Soon after finishing my DX10 demo, Arseny Kapoulkine gave me an idea how to implement the same functionality using DirectX 9.
In DX9 it is impossible to create a multi-sampled G-buffer, and access separate samples independently in a pixel shader. To use multi-sampled render target as a texture, you need to resolve it, and you won't have any control over this process. So, I had to create a super-sampled G-buffer - a buffer with width and height multiplied by the factor of 2, which will give us SSAAx4.
If you remember, this technique used SampleMask to select samples in which the data of transparent objects will be saved. This time, instead of it we will use stencil buffer.
Using alpha test and a simple shader that draws a grid in a following pattern at a per-pixel step (image is magnified):
we fill up the stencil buffer with values of 1, 2, 4 and 8. This step is performed only once since the grid doesn't change.
Now, using only stencil reference value, we can render surface to a single sample of our improvised super-sampled buffer. And if we ever need to render it to more than one sample, stencil mask will come in hand.
Volumetric lightning was removed from DX9 demo, because it generated too many instructions (but it still could be computed, at a cost of rendering fewer lights per pass).
Another optimization is performed, using hardware early stencil or depth tests (can be switched using 'O' key).
Before rendering the full-screen quad with a shader that computes lightning, we use a different shader that along with alpha test and stencil (or depth) buffer, masks the pixels that don't require per-sample lightning and can live fine with per-pixel computation.
Masking shader checks if the values of 4 samples in a 2x2 block are equal, and if they are (within some epsilon), a more simple shader can be run, with a little quality cost and a large performance boost.
The same trick was added to the DX10 demo, and with multi-sampled buffer there is no quality lost at all.
On GPUs where early stencil test is not available (GF6, GF7), you have to switch to early depth test.
To run the demo you need GeForce6***+ or RadeonX***+.
Download .rar with sources, 341kb.
WASD\Arrow keys - movement.
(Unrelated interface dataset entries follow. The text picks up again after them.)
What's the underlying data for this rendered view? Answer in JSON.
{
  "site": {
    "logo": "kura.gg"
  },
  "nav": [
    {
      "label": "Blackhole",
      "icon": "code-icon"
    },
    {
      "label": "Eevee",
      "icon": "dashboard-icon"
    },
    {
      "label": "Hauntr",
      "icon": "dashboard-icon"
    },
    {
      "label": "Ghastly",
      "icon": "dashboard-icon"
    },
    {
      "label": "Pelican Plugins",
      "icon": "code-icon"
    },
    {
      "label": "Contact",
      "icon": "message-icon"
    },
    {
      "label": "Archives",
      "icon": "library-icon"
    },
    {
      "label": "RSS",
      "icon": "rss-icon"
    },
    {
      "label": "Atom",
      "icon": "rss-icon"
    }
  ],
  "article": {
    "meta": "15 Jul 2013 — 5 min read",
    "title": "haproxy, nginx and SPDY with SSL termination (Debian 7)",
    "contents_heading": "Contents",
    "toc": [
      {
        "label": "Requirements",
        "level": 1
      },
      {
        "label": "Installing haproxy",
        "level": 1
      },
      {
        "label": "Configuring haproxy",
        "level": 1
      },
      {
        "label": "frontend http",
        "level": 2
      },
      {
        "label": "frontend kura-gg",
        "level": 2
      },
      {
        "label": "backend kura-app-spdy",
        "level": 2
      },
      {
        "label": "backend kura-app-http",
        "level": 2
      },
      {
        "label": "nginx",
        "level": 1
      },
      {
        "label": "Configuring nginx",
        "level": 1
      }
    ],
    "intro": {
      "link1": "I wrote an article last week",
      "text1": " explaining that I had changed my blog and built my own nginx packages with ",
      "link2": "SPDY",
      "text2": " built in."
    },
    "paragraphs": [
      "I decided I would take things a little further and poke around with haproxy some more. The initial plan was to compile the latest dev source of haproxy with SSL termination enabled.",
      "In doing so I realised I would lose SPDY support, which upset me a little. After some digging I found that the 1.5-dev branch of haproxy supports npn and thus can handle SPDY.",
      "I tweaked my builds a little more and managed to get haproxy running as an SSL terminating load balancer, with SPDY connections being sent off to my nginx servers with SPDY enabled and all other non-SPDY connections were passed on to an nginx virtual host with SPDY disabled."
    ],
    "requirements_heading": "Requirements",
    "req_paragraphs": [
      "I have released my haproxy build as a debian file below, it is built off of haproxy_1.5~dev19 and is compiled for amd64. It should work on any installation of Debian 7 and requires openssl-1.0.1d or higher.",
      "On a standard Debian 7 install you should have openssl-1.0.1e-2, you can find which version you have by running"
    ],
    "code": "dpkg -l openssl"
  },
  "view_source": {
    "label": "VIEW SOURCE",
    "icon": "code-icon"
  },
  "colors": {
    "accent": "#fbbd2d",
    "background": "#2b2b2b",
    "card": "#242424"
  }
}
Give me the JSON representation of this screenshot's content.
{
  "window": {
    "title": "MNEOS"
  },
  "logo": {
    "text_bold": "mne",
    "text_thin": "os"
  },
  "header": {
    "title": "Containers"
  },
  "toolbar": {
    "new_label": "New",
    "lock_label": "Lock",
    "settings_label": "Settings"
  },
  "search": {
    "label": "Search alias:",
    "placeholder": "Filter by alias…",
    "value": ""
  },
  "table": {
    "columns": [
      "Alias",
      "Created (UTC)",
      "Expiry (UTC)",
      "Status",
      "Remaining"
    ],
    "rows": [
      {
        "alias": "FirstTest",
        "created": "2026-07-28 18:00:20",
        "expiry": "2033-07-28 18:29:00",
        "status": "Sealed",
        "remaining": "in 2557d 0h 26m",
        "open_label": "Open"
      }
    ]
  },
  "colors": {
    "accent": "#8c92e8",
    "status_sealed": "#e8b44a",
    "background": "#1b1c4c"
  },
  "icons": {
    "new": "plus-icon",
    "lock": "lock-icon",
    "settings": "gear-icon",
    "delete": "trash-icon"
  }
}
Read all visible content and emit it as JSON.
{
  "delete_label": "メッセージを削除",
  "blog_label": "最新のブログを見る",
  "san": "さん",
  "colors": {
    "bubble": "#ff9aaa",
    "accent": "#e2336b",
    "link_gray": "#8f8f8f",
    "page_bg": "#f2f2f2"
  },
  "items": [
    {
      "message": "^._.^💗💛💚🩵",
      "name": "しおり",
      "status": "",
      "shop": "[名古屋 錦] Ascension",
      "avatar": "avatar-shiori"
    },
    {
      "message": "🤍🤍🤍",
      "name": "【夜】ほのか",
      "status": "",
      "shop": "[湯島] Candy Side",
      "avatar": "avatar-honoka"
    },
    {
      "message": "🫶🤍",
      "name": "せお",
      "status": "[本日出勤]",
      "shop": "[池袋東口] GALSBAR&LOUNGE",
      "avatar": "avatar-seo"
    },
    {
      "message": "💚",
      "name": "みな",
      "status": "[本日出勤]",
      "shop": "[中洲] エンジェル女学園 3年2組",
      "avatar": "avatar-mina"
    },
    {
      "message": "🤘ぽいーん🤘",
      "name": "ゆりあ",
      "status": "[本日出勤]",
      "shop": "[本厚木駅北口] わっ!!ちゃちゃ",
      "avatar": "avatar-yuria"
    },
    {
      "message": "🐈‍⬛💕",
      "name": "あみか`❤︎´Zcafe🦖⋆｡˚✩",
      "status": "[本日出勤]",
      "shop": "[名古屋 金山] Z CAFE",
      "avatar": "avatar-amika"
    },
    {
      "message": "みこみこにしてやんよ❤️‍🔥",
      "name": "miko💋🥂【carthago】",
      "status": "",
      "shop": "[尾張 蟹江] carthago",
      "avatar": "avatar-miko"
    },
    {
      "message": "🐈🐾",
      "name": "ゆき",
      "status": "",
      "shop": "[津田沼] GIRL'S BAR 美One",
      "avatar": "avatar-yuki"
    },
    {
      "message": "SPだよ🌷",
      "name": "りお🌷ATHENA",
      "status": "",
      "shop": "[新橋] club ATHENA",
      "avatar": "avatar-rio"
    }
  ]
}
Mouse - camera orientation.
'P' key - turn early stencil\depth optimization on and off. (Default: on)
'G' key - turn transparent surface rendering on and off. (Default: on)
'O' key - switch between early stencil and depth tests. (Default: stencil test)
Some results (minimum is for transparent surface occupying full screen, and the maximum is when none of the transparent surfaces are seen).
7600 GS, GT: 2-4fps
8600 GT: 2-55 fps
9600 GT: 10-200 fps
X1950: 36-91 fps
HD 2600: 25-70 fps
HD 4850: 110-232 fps
On NVidia hardware, the shader with per-sample frequency light computation works much longer while having only 4 times more instructions than the simple one. I expected a maximum of 4 times slowdown. The reason for this is still unknown. If the fps drops dramatically, it is recommended to turn off transparent surface rendering leaving only Deferred Shading and Antialiasing on.